These were sectors which were affected positively. Other niches faced gloomy situations. Gems and jewellery, luxury items, make-up products and auto and tools sectors took a beating. Record sales lows were set in travel and tourism-related products.
These sectors are unlikely to face sunny times very soon. Since major economies in Europe are contracting, contracting- Germany’s economy Germany’s economy contracted by 2.2% in May-demand for high-end and non-essential goods are expected to plunge even lower.
What Will the Future of E-Commerce Be?
That is the multi-million-dollar question. First, there is a huge chance that demand forces will outstrip supply lines once most countries lift their respective lockdowns. There is likely to be major chaos across most e-commerce platforms since people will clamour to purchase those items which they have been deprived of. However, e-commerce will have supply chain issues too.
The United States and China are currently locked in a war of words on how the virus originated. President Trump has been blaming China’s wet markets squarely. The White House has not issued any formal statement on this issue. China has retaliated, claiming that these rumours are malicious and unsubstantiated.
With this background, and given that China is by far the largest supplier to the global e-commerce ecosystem, it is not too difficult to acknowledge that supply chain management drills will have to be updated almost daily.
President John F. Kennedy had once commented on how ‘crisis’, which when inscribed in the Chinese language has two characters, could mean both ‘opportunity’ and ‘danger’.
Perhaps e-commerce giants could take a lesson or two from this aphorism. E-commerce models were fraying at the edges by end-2019. It was time to adopt more agile practices.
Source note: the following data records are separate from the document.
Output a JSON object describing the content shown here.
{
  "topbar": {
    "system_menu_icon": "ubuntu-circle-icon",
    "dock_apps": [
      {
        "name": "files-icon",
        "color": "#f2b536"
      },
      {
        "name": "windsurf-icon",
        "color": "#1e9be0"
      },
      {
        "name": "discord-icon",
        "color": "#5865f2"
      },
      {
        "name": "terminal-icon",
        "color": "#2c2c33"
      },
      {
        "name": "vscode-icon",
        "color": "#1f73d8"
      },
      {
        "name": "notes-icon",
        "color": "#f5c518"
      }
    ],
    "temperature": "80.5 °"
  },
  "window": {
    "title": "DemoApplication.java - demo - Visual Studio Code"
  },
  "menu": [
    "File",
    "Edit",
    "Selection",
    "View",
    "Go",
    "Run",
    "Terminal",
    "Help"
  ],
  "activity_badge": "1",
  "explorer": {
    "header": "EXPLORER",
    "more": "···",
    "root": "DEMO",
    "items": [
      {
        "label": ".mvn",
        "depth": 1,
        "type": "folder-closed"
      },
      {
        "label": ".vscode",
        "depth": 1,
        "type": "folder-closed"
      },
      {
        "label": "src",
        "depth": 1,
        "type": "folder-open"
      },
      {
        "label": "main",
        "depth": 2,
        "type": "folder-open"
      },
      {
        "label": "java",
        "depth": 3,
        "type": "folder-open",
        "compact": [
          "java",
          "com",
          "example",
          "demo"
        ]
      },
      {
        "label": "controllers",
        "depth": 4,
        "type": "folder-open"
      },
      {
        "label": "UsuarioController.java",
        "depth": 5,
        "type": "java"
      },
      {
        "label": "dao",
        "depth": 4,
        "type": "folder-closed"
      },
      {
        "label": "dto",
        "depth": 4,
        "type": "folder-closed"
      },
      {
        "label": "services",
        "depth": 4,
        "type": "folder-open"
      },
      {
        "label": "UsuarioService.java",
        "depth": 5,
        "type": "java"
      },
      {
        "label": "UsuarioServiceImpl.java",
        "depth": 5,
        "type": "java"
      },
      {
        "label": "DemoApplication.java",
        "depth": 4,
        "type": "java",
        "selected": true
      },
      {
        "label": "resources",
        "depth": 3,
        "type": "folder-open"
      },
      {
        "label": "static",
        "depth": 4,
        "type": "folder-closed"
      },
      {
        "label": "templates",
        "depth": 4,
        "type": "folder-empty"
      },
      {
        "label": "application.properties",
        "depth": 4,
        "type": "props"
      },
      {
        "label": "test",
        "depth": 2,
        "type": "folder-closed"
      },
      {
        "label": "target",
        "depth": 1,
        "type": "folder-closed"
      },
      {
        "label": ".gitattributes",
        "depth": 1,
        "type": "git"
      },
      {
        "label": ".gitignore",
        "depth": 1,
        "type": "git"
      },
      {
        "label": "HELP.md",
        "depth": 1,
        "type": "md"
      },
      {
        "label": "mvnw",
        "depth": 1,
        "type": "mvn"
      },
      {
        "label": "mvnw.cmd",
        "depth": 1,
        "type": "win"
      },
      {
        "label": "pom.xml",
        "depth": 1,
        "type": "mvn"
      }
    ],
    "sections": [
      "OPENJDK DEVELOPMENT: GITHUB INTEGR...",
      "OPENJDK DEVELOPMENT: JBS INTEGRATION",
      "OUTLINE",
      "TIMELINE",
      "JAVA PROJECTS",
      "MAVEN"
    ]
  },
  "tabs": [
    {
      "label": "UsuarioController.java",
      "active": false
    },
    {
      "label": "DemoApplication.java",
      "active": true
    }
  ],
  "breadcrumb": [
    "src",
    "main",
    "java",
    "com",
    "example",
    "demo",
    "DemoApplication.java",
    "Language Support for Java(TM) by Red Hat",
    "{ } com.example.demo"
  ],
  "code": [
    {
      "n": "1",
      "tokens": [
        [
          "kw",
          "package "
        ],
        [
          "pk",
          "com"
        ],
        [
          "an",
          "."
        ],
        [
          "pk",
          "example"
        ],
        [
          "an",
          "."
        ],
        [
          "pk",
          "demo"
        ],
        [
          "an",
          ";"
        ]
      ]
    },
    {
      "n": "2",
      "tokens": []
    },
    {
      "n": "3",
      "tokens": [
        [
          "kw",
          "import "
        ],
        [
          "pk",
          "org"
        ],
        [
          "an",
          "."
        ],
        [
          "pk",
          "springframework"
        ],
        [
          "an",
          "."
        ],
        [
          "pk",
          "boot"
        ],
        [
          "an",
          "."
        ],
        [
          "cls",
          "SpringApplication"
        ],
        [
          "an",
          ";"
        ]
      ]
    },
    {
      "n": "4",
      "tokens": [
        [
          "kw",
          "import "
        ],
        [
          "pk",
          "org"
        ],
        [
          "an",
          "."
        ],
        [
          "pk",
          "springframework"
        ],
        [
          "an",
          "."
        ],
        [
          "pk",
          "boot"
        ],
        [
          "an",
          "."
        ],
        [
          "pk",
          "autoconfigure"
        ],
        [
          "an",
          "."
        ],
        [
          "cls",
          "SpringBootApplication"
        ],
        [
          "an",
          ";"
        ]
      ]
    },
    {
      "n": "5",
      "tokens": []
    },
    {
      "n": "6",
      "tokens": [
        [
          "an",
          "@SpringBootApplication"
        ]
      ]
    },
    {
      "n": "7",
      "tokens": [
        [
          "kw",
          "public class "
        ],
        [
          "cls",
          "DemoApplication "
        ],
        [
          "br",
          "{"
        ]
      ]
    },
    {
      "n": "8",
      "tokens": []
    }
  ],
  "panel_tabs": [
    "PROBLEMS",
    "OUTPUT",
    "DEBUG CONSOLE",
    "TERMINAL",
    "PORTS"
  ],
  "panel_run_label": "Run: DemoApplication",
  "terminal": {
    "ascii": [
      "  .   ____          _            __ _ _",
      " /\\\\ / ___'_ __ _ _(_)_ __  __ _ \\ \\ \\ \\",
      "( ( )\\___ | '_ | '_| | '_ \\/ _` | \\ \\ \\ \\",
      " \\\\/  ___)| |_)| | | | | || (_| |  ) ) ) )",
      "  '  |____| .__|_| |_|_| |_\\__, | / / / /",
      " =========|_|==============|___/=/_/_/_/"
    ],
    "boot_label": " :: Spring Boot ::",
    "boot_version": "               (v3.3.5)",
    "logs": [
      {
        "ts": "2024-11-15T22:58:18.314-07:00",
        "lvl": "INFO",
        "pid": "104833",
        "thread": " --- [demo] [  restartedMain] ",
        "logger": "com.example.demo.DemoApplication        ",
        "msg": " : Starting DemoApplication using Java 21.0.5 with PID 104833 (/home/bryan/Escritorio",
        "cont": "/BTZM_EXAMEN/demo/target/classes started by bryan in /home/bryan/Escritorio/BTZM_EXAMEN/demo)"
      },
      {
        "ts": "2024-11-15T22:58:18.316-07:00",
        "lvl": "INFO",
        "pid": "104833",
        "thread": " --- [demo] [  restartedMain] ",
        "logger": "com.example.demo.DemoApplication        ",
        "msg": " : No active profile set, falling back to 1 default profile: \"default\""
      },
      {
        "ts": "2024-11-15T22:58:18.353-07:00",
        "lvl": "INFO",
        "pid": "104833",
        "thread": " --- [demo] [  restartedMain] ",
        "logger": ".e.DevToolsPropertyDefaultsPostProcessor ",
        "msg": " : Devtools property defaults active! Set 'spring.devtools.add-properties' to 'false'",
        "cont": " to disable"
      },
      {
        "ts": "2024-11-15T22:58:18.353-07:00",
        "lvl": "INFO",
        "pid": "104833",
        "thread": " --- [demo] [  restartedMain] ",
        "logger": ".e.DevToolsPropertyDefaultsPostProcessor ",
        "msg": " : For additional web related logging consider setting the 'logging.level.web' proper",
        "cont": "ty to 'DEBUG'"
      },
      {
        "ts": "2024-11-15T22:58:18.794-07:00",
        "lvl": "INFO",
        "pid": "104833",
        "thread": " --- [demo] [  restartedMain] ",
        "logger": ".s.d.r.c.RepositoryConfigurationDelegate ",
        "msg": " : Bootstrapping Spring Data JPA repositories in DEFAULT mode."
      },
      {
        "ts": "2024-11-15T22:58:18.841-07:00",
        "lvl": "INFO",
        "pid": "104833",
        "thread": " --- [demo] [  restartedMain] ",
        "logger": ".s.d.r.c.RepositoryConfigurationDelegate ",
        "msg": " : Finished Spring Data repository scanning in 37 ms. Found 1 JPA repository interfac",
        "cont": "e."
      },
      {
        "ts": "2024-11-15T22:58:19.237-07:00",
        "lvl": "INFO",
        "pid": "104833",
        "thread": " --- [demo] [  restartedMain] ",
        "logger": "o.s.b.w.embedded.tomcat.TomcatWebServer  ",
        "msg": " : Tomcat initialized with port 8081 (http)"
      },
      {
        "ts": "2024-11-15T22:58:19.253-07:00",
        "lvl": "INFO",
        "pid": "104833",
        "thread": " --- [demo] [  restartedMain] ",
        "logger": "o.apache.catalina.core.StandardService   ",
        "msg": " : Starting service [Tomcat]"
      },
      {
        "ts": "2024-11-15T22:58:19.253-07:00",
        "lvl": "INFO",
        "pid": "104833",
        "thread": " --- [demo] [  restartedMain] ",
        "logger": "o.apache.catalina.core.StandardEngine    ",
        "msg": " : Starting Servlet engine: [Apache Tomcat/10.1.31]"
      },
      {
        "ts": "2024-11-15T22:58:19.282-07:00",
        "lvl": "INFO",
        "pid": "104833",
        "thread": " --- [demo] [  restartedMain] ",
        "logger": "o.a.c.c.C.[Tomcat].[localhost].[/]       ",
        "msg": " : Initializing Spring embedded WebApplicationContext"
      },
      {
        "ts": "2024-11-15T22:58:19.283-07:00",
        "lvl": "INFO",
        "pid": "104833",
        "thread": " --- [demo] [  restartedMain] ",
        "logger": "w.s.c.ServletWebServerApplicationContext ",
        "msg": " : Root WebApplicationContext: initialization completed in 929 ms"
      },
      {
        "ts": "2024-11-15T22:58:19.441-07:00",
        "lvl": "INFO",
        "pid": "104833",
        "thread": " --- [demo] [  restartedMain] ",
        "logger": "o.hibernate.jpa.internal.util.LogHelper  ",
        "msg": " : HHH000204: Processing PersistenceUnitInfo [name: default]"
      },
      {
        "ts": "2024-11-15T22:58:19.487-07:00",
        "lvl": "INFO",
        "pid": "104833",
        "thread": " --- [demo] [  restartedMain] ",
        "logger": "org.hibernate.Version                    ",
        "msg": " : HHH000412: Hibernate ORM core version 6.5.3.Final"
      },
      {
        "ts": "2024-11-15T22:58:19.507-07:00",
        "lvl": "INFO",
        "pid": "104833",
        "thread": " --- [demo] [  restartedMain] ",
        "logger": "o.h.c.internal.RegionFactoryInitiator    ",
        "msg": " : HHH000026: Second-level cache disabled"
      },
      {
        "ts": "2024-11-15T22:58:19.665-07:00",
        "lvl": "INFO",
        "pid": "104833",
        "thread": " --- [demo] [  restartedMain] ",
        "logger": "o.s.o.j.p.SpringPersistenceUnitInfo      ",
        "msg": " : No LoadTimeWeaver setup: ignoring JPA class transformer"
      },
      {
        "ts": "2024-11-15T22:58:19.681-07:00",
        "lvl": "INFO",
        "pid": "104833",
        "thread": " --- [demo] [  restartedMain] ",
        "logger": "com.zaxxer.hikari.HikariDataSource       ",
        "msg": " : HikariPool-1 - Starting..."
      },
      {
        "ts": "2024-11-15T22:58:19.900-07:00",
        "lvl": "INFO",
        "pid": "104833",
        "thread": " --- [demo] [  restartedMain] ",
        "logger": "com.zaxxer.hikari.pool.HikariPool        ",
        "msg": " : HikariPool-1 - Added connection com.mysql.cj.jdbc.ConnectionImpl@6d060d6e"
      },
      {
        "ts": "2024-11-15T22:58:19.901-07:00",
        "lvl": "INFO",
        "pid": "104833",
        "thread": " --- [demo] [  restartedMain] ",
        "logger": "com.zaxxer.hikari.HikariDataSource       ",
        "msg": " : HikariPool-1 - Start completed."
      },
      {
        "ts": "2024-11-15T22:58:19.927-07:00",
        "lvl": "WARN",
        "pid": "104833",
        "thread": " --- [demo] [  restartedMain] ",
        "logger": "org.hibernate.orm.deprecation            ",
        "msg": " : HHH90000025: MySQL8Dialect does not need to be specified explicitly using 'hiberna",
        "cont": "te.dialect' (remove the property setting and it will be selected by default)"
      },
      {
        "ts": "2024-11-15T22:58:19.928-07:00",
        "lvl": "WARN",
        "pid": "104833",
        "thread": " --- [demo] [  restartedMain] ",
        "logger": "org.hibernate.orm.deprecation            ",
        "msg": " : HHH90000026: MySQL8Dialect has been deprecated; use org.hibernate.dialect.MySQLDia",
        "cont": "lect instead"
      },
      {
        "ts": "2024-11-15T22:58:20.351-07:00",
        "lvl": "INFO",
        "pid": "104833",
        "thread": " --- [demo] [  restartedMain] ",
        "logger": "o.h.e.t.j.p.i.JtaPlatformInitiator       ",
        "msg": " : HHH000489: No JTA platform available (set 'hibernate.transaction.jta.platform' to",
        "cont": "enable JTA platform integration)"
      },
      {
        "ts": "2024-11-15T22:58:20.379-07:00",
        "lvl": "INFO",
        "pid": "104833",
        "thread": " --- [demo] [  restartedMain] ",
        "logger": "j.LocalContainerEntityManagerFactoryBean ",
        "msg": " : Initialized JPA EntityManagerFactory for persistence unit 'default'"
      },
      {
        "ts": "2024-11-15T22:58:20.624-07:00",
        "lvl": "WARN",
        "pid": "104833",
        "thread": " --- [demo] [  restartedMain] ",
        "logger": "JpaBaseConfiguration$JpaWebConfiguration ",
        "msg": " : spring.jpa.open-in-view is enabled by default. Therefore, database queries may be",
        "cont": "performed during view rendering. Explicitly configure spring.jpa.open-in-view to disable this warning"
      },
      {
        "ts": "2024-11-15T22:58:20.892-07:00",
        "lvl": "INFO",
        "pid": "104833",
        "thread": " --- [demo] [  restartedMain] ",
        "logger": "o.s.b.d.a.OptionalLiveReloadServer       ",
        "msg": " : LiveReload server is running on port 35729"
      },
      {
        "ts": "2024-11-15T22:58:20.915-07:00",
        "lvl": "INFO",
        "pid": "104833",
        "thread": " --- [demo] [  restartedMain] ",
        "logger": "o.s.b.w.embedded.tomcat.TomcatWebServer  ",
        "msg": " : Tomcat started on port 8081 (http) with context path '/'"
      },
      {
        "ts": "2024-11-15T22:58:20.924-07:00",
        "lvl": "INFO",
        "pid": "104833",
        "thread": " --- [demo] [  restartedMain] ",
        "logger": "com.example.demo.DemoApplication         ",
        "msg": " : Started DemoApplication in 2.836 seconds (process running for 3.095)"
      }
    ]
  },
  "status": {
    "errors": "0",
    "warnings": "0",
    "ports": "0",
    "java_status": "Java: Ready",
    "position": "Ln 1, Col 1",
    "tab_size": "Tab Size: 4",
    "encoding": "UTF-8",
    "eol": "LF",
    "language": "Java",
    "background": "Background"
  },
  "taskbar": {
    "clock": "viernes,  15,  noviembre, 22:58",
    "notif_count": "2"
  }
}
It was also time to rethink global strategies, including the ‘buy-local-sell-local’ concept.
Perhaps this pandemic has unintentionally pushed these reforms on to the fast track.